Most people do not know they can discharge debts for federal income taxes in a Chapter 7 bankruptcy, however there are exceptions. If all of the following conditions are met, income taxes may be discharged: 1. The taxes are from unpaid income taxes from filed tax returns. You must have filed a tax return for the debt you wish to discharge at least two years before filing for bankruptcy. 2. You did not commit fraud or willful evasion. If you filed a fraudulent tax return or otherwise willfully attempted to evade paying taxes, bankruptcy can’t help. 3. The debt is at least three years old. To eliminate a tax debt, the tax return must have been originally due at least three years before you filed for bankruptcy. 4. You pass the “240-day rule.” The income tax debt must have been assessed by the IRS at least 240 days before you file your bankruptcy petition.

At the Law Offices of Michael H. Raichelson, we can analyze if you are a good candidate for bankruptcy and/or if your taxes are dischargeable in bankruptcy. 

As the middle and lower class continue to pay their taxes (to the best of their ability) and deal with the IRS on a day to day basis, the upper class continues to duck and dodge the IRS bullet of paying taxes. The wealthiest get away with hiding their fortunes by using offshore accounts to avoid paying taxes, and the United States struggles and continues to enforce taxes to be paid by the hard working lower and middle class American citizen. A new level of financial transparency is required for all countries to report all financial information to each other to avoid tax evasion. Until then, the rich will continue to get away with paying taxes.

At the Law Offices of Michael H. Raichelson located in Woodland Hills and Oxnard, California, we focus on tax resolution and bankruptcy.  For those who feel that they are struggling with past tax debt, contact our office and we will help you. 

If there are monies owed on unpaid taxes, the IRS charges interest from the due date of the return, i.e., typically April 15th, until the date of payment.  The interest rate is the federal short term rate plus three percent, and the interest rate is calculated on a quarterly basis.  Also, if you file a return and fail to pay the entire amount due, you will be hit with a late payment penalty.  The IRS late payment penalty is equal to one-half of one percent of the tax owed for each month, or part of a month, that the tax remains unpaid from the due date, until the tax is paid in full or the 25% maximum penalty is reached.  So, for example, if you owe the IRS $10,000, you will be hit with a $50 (i.e., .005 * $10,000) late payment penalty for every month the taxes remained unpaid.

The one-half of one percent rate increases to one percent if the tax remains unpaid 10 days after the IRS issues a notice of intent to levy.
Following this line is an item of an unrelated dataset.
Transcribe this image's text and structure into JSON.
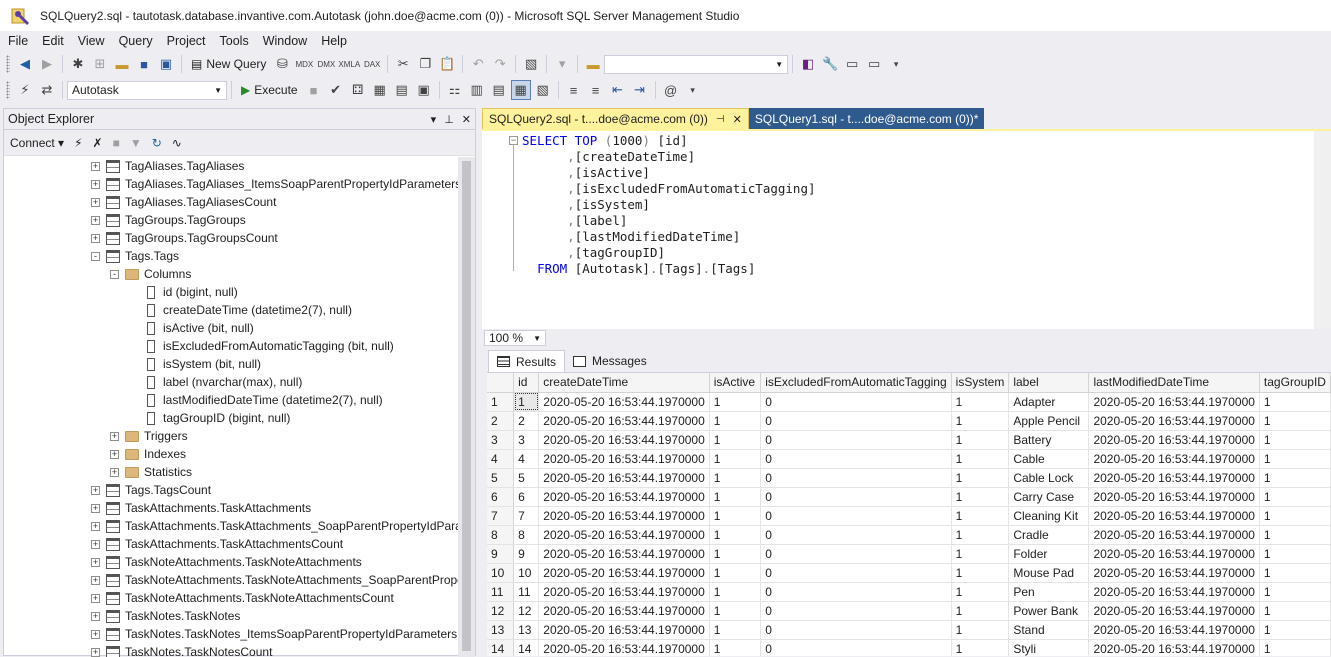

For individuals who file by the return due date, the one-half of one percent rate decreases to one-quarter of one percent for any month in which an installment agreement is in effect.  So, it is important to meet with qualified tax resolution counsel to work out an installment agreement, or alternatively, some other tax resolution such as an offer in compromise. 

 

An offer in compromise is an agreement between the taxpayer and the IRS that settles a tax debt for less than what is owed.  Eligible taxpayers will get a fresh start.  Applying for an offer in compromise does not ensure that the taxpayer will be successful.  It is necessary to hire experienced counsel to walk you through the process.